The synthetic cognition team have developed a completely new methodology for neural computation and a novel software architecture for emulating cortical columns. It is not based on Michael Hines' NEURON, as is the case with many other biologically-inspired simulations. The model enables petascale simulation of the mammalian visual system, including the retina, LGN, and the visual cortex ventral pathway V1 -> V2 -> V4 -> IT. It uses a hierarchical feed-forward architecture in the family of Neocognitron and HMAX models.

The model implements the following features:
  • Spiking dynamics - Conductance-based leaky integrate and fire neurons. A neuron spikes when the membrane potential exceeds a threshold. Excitatory and inhibitory synaptic input modifies the associated conductance.

  • Lateral connectivity and feedback loops - 80% of cortical synapses are lateral connections and feedback connections from higher visual cortex areas.

  • Spike-timing-dependent plasticity (STDP) - Causal pairing of a pre- and post-synaptic spikes (i.e. input precedes output) strengthens synapses. Acausal pairing decreases it.

News / current status

Most recent research paper, published September 2011: Petascale visual cortex models and object detection

IBM Roadrunner

Roadrunner is a supercomputer built by IBM at the Los Alamos National Laboratory in New Mexico, USA. It was the world's fastest supercomputer when it first went live in mid-2008. As of November 2011 it is ranked the world's 10th fastest. It has a peak performance of 1.7 PFLOPS.

The supercomputer is one of a kind, custom built from off-the-shelf parts at a cost of $133 million. It occupies ~560 m2 of floor space. The hybrid design uses two different types of processors, as follows:

  • 12,960 x IBM PowerXCell 8i CPUs (116,640 cores)
  • 6,912 x AMD Opteron dual-core processors (13,824 cores)
  • Total: 130,464 cores (both computing and operation nodes)

Roadrunner is used by the DOE to analyse the safety of the USA's aging arsenal of nuclear weapons. It is also by the science, financial, automotive, and aerospace industries.

Roadrunner supercomputer

Los Alamos

Los Alamos National Laboratory (LANL) is a US Department of Energy (DOE) national laboratory, located in Los Alamos, New Mexico. It is one of the largest science and technology institutions in the world. The lab conducts multidisciplinary research in fields such as national security, space exploration, renewable energy, medicine, nanotechnology, and supercomputing. It receives $2.2 billion in annual funding and employs ~9,000 staff and ~700 students.

Funding

Funding for this research comes from a $6 million R&D investment made in ~2009 by DOE/LANL, NSF, and DARPA.

The National Science Foundation (NSF) awarded $1,168,982 (award no. NSF-OCI-0749348) in May 2008 with an estimated expiry date of April 2012.

Details of the DOE/LANL and DARPA awards are unknown.

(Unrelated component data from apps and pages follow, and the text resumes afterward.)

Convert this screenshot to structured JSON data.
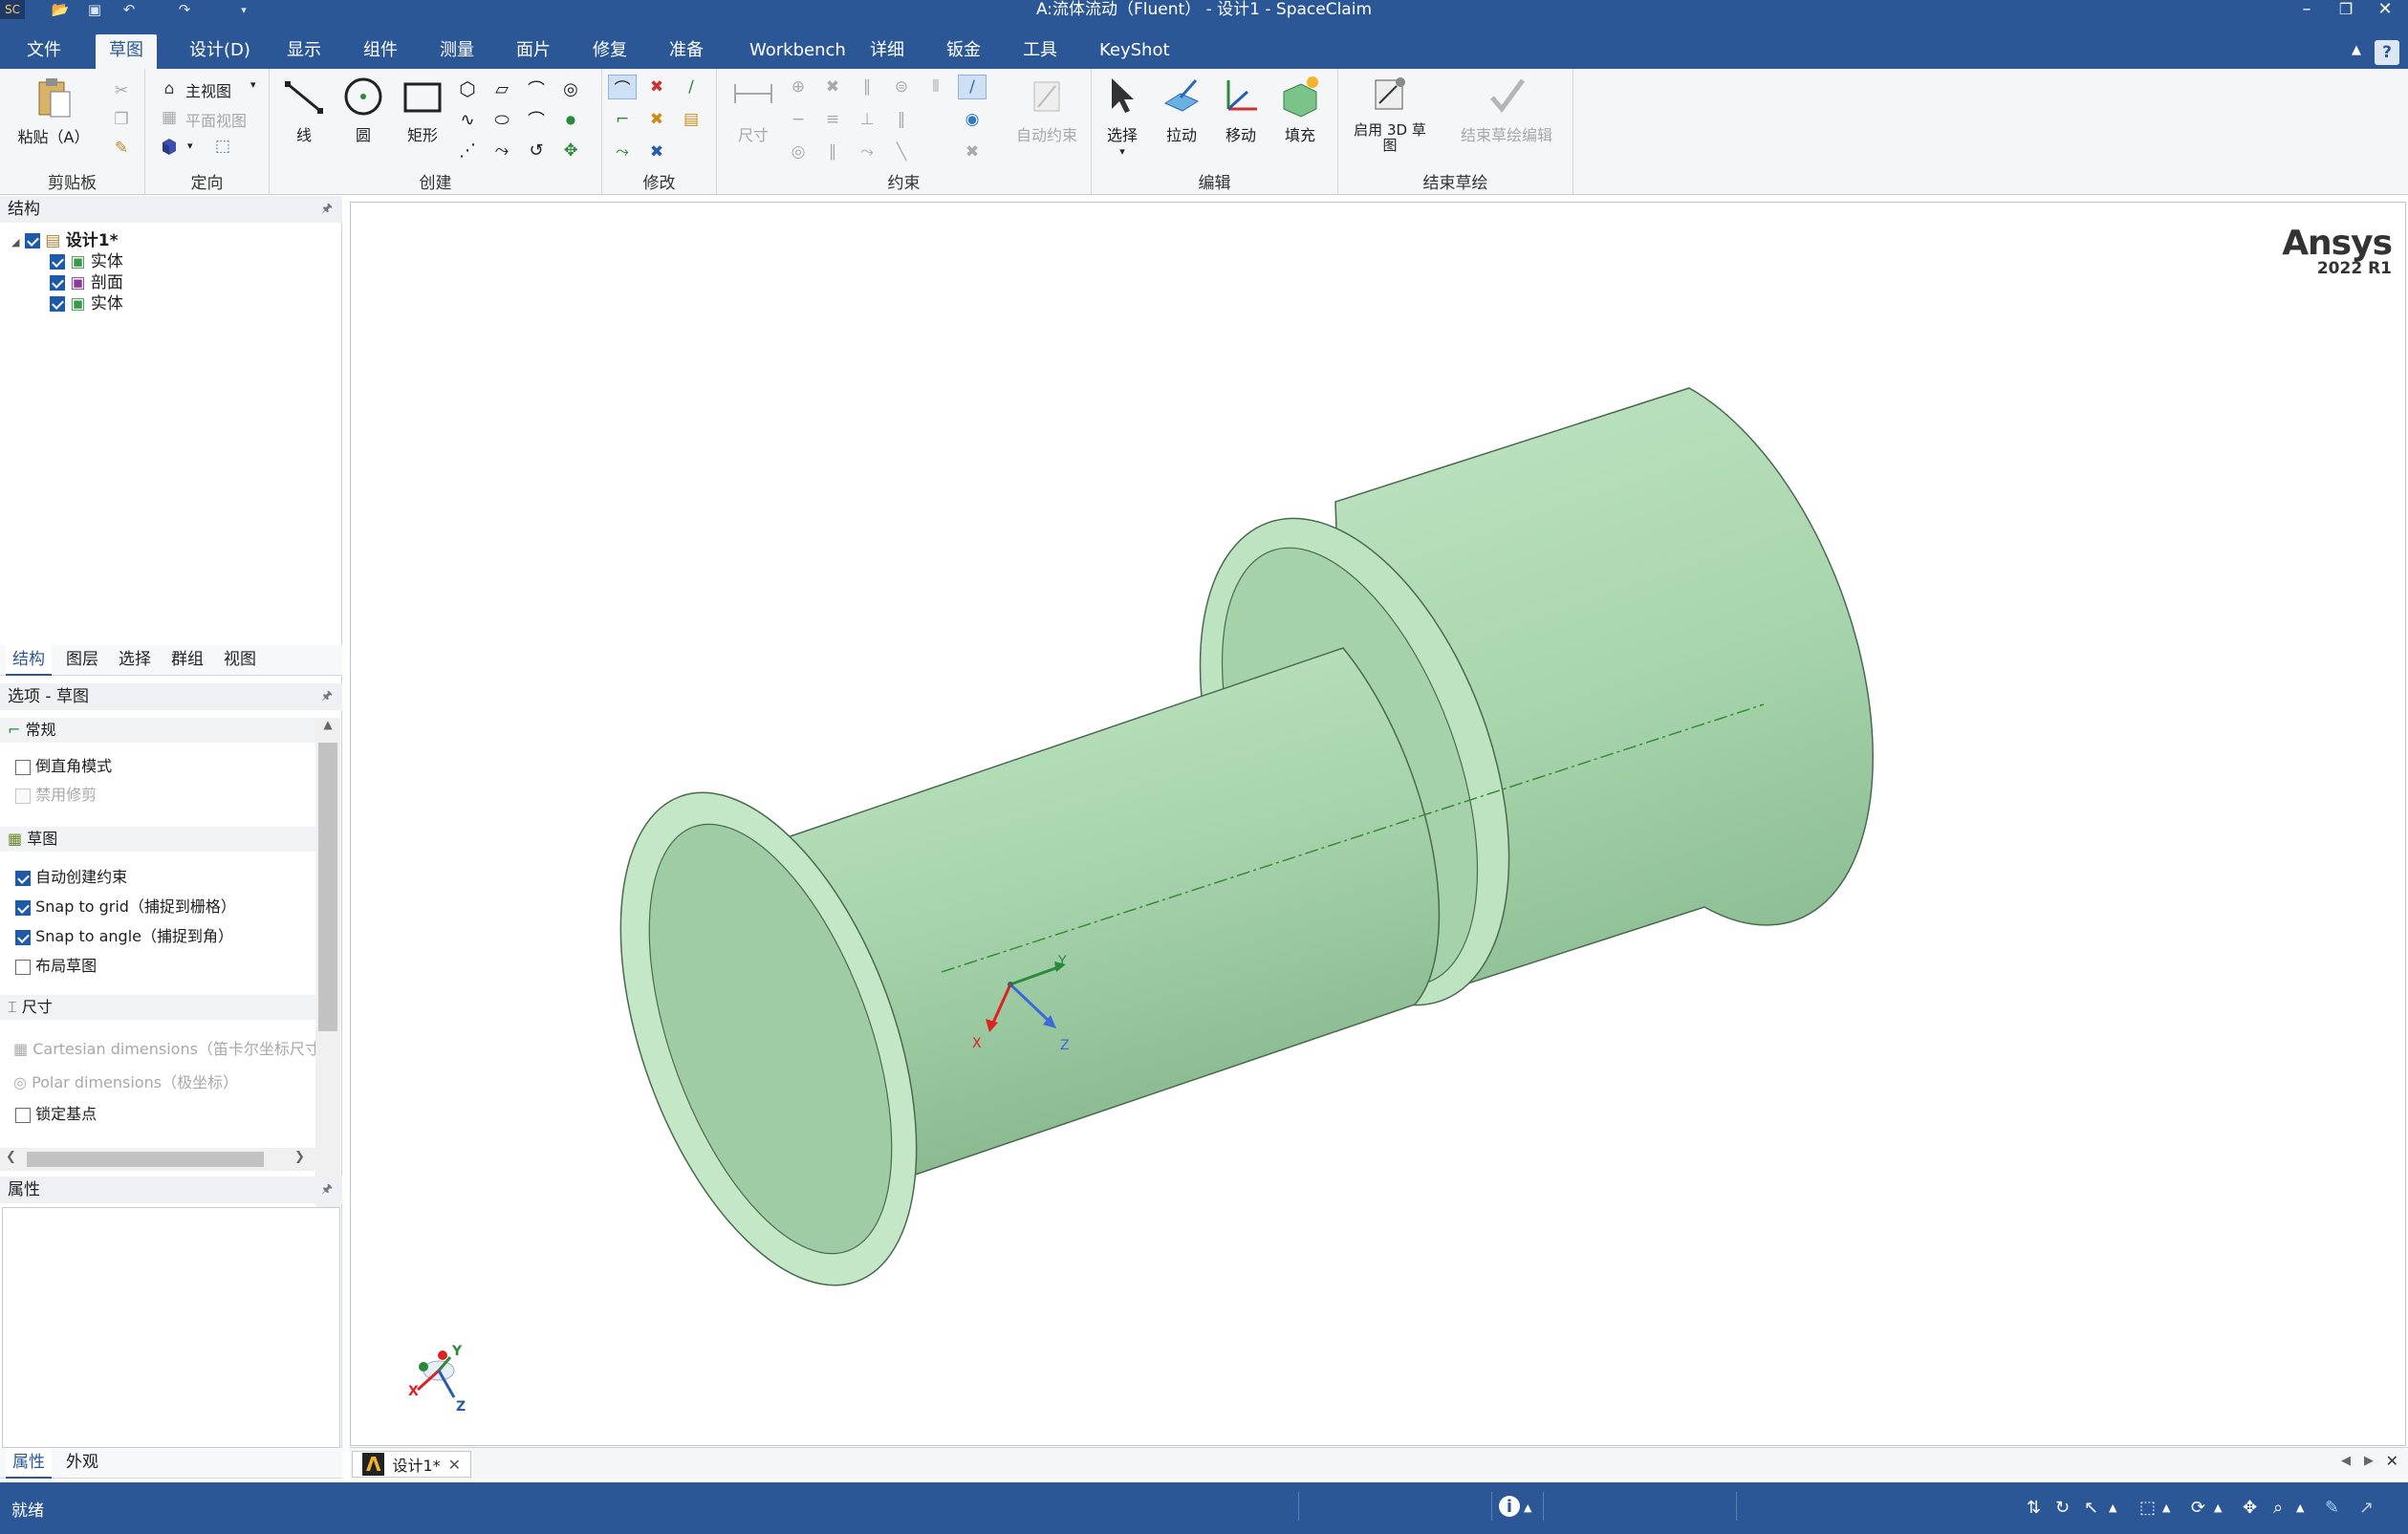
{
  "title": "A:流体流动（Fluent） - 设计1 - SpaceClaim",
  "menu": [
    "文件",
    "草图",
    "设计(D)",
    "显示",
    "组件",
    "测量",
    "面片",
    "修复",
    "准备",
    "Workbench",
    "详细",
    "钣金",
    "工具",
    "KeyShot"
  ],
  "menu_active": "草图",
  "ribbon": {
    "clipboard": {
      "label": "剪贴板",
      "paste": "粘贴（A）"
    },
    "orient": {
      "label": "定向",
      "home_view": "主视图",
      "plan_view": "平面视图"
    },
    "create": {
      "label": "创建",
      "line": "线",
      "circle": "圆",
      "rectangle": "矩形"
    },
    "modify": {
      "label": "修改"
    },
    "constraints": {
      "label": "约束",
      "dimension": "尺寸",
      "auto_constrain": "自动约束"
    },
    "edit": {
      "label": "编辑",
      "select": "选择",
      "pull": "拉动",
      "move": "移动",
      "fill": "填充"
    },
    "end_sketch": {
      "label": "结束草绘",
      "enable_3d": "启用 3D 草图",
      "end_edit": "结束草绘编辑"
    }
  },
  "structure": {
    "header": "结构",
    "root": "设计1*",
    "items": [
      {
        "label": "实体",
        "icon": "solid-body-icon"
      },
      {
        "label": "剖面",
        "icon": "section-icon"
      },
      {
        "label": "实体",
        "icon": "solid-body-icon"
      }
    ],
    "tabs": [
      "结构",
      "图层",
      "选择",
      "群组",
      "视图"
    ]
  },
  "options": {
    "header": "选项 - 草图",
    "general_section": "常规",
    "fillet_mode": "倒直角模式",
    "disable_trim": "禁用修剪",
    "sketch_section": "草图",
    "auto_create_constraints": "自动创建约束",
    "snap_to_grid": "Snap to grid（捕捉到栅格）",
    "snap_to_angle": "Snap to angle（捕捉到角）",
    "layout_sketch": "布局草图",
    "dimension_section": "尺寸",
    "cartesian": "Cartesian dimensions（笛卡尔坐标尺寸）",
    "polar": "Polar dimensions（极坐标）",
    "lock_base": "锁定基点"
  },
  "properties": {
    "header": "属性",
    "tabs": [
      "属性",
      "外观"
    ]
  },
  "viewport": {
    "brand": "Ansys",
    "version": "2022 R1",
    "axis_x": "X",
    "axis_y": "Y",
    "axis_z": "Z",
    "model_color": "#b7e0bb"
  },
  "doc_tab": "设计1*",
  "status": {
    "text": "就绪"
  }
}
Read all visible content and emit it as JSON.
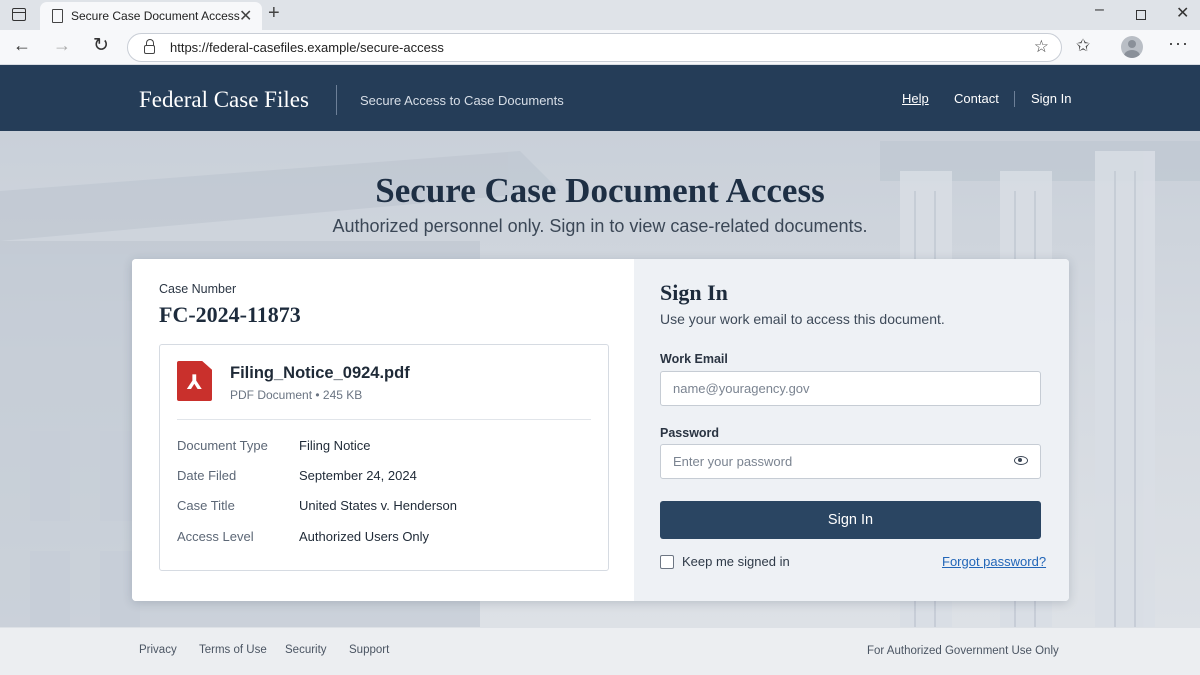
{
  "browser": {
    "tab_title": "Secure Case Document Access",
    "url": "https://federal-casefiles.example/secure-access"
  },
  "header": {
    "brand": "Federal Case Files",
    "tagline": "Secure Access to Case Documents",
    "nav": {
      "help": "Help",
      "contact": "Contact",
      "sign_in": "Sign In"
    }
  },
  "hero": {
    "title": "Secure Case Document Access",
    "subtitle": "Authorized personnel only. Sign in to view case-related documents."
  },
  "document": {
    "case_label": "Case Number",
    "case_number": "FC-2024-11873",
    "file_name": "Filing_Notice_0924.pdf",
    "file_meta": "PDF Document • 245 KB",
    "details": [
      {
        "key": "Document Type",
        "value": "Filing Notice"
      },
      {
        "key": "Date Filed",
        "value": "September 24, 2024"
      },
      {
        "key": "Case Title",
        "value": "United States v. Henderson"
      },
      {
        "key": "Access Level",
        "value": "Authorized Users Only"
      }
    ]
  },
  "signin": {
    "title": "Sign In",
    "subtitle": "Use your work email to access this document.",
    "email_label": "Work Email",
    "email_placeholder": "name@youragency.gov",
    "password_label": "Password",
    "password_placeholder": "Enter your password",
    "button": "Sign In",
    "keep_signed_in": "Keep me signed in",
    "forgot": "Forgot password?"
  },
  "footer": {
    "links": [
      "Privacy",
      "Terms of Use",
      "Security",
      "Support"
    ],
    "note": "For Authorized Government Use Only"
  },
  "colors": {
    "header_bg": "#253d58",
    "button_bg": "#2a4562",
    "link": "#2266b8",
    "pdf_red": "#c9302c"
  },
  "icons": [
    "window-icon",
    "document-icon",
    "close-icon",
    "plus-icon",
    "back-arrow-icon",
    "forward-arrow-icon",
    "reload-icon",
    "lock-icon",
    "star-icon",
    "favorites-icon",
    "profile-icon",
    "more-icon",
    "pdf-icon",
    "eye-icon"
  ]
}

People involved

Craig Rasmussen   Linkedin profile
Technical staff member 
  Cristina Rinauldo  
Student research assistant 
  Cyrus Omar   Google profile Linkedin profile Homepage
PhD student 
Garrett Kenyon   Google profile Homepage
Co-principal investigator 
  Ilya Nemenman  
Collaborator 
  John George   Linkedin profile
Co-principal investigator 
Karissa Sanbonmatsu   Linkedin profile Homepage
 
  Luís Bettencourt   Linkedin profile Homepage
Principle investigator 
  Marian Anghel   Linkedin profile
Technical staff member 
Melanie Mitchell   Linkedin profile Wikipedia page Homepage
Collaborator 
  Michael Ham   Google profile Linkedin profile Homepage
Postdoc research assistant 
  Mick Thomure   Google profile Linkedin profile Homepage
PhD student 
Peter Loxley   Linkedin profile Homepage
Postdoc research assistant 
  Shawn Barr   Linkedin profile
Student research assistant 
  Steven Brumby   Google profile Linkedin profile Homepage
 
Tsvi Achler   Google profile Linkedin profile Homepage
Postdoc research assistant 
  Vadas Gintautas   Google profile Linkedin profile Homepage
Collaborator 
  Will Landecker   Homepage
PhD student 
Zhengping Ji   Google profile Linkedin profile Homepage
Postdoc research assistant 
  

Research papers